Website and app data records:
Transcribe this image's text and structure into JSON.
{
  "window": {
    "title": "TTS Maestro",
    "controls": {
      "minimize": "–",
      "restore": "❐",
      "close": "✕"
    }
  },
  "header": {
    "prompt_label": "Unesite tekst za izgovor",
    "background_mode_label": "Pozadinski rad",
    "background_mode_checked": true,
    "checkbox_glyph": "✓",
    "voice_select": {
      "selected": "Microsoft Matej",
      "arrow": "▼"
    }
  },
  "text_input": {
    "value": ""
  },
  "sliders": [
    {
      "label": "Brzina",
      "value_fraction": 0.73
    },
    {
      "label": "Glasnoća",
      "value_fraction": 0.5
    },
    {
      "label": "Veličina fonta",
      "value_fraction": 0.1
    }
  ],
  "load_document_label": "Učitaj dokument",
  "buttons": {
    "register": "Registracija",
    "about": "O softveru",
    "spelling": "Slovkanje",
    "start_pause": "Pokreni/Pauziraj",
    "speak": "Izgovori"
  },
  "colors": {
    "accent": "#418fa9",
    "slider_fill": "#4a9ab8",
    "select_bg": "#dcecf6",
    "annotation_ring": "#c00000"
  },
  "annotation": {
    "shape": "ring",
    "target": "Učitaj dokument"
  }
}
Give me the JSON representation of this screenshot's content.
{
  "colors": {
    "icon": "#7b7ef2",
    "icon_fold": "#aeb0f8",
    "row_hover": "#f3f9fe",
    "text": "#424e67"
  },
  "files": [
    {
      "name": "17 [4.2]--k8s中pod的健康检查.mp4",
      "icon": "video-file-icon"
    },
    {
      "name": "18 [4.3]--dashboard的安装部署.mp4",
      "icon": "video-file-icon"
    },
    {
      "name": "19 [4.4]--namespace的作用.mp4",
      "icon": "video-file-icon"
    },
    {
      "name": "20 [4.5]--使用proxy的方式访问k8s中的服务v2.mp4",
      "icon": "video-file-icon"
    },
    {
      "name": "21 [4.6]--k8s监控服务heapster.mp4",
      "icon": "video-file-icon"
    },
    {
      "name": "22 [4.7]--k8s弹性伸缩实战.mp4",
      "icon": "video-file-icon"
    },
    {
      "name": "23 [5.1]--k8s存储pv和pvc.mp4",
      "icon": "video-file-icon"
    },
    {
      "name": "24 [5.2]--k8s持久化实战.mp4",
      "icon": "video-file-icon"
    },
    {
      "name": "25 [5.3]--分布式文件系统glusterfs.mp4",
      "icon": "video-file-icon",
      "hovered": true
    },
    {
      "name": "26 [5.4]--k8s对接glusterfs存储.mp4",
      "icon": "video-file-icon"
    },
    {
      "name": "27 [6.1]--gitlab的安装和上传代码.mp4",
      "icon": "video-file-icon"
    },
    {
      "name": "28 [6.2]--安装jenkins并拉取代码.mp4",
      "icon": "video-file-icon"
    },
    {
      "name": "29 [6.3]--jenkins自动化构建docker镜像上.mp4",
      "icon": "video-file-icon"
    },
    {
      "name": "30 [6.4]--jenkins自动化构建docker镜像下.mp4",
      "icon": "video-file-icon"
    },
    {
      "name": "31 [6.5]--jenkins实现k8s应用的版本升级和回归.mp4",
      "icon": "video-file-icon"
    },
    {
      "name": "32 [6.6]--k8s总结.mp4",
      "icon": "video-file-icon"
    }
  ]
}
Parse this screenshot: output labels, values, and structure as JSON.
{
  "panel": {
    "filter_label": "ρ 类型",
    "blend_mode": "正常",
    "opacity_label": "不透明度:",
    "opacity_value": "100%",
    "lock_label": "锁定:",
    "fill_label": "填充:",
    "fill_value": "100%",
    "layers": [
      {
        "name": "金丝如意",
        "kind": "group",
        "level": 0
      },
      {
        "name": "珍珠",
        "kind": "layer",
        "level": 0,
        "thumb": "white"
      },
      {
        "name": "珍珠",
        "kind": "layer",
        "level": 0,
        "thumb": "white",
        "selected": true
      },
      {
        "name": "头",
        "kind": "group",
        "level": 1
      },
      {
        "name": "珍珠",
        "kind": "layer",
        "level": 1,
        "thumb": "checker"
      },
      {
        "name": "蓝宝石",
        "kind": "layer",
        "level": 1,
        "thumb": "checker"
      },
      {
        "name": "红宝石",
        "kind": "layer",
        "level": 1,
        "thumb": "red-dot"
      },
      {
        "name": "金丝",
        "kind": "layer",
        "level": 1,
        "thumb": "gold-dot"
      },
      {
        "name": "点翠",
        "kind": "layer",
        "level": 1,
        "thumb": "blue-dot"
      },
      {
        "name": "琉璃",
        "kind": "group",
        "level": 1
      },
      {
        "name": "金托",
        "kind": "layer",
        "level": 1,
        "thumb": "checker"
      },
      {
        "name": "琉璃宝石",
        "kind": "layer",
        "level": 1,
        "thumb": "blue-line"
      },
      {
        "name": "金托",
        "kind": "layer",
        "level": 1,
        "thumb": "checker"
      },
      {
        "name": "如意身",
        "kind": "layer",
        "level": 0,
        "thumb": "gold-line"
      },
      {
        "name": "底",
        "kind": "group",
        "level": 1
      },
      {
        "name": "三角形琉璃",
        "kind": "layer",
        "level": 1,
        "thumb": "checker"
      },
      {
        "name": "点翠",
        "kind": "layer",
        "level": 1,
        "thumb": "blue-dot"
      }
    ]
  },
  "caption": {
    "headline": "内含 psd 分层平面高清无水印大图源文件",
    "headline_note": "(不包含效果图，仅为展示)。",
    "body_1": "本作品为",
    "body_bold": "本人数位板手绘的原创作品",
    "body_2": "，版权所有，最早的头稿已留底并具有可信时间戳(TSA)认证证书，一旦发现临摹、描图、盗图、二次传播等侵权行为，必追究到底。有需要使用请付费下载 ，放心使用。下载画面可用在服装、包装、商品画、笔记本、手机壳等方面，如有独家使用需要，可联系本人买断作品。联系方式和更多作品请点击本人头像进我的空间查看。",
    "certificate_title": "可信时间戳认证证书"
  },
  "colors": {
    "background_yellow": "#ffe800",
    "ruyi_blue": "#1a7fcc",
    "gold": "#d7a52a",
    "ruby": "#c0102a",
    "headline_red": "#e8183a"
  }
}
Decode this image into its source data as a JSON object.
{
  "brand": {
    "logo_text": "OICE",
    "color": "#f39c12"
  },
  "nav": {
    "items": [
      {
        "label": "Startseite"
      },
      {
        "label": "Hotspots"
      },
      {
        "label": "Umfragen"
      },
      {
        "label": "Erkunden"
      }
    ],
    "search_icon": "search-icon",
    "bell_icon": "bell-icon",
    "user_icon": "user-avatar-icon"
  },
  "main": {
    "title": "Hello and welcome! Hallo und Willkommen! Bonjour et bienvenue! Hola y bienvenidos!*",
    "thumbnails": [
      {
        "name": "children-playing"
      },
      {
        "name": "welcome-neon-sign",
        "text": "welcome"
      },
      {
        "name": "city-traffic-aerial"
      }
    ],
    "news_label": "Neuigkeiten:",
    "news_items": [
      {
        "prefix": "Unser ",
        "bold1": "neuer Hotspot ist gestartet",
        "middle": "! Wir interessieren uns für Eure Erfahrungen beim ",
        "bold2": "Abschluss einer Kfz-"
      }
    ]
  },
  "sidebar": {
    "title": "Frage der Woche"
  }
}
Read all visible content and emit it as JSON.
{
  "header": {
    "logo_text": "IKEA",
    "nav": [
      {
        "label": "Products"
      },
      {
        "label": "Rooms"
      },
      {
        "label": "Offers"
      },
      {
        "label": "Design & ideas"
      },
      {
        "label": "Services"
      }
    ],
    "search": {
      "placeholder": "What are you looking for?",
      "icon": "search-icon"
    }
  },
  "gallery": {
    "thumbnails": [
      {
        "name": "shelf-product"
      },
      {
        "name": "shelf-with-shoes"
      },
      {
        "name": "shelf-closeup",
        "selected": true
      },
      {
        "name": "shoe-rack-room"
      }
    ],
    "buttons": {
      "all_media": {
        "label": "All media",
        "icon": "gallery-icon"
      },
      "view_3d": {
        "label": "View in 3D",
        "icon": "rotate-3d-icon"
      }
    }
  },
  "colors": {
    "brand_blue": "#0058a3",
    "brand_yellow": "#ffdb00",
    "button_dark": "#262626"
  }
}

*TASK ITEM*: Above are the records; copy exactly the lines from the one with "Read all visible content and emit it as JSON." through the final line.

*WORKED SOLUTION*:
Read all visible content and emit it as JSON.
{
  "header": {
    "logo_text": "IKEA",
    "nav": [
      {
        "label": "Products"
      },
      {
        "label": "Rooms"
      },
      {
        "label": "Offers"
      },
      {
        "label": "Design & ideas"
      },
      {
        "label": "Services"
      }
    ],
    "search": {
      "placeholder": "What are you looking for?",
      "icon": "search-icon"
    }
  },
  "gallery": {
    "thumbnails": [
      {
        "name": "shelf-product"
      },
      {
        "name": "shelf-with-shoes"
      },
      {
        "name": "shelf-closeup",
        "selected": true
      },
      {
        "name": "shoe-rack-room"
      }
    ],
    "buttons": {
      "all_media": {
        "label": "All media",
        "icon": "gallery-icon"
      },
      "view_3d": {
        "label": "View in 3D",
        "icon": "rotate-3d-icon"
      }
    }
  },
  "colors": {
    "brand_blue": "#0058a3",
    "brand_yellow": "#ffdb00",
    "button_dark": "#262626"
  }
}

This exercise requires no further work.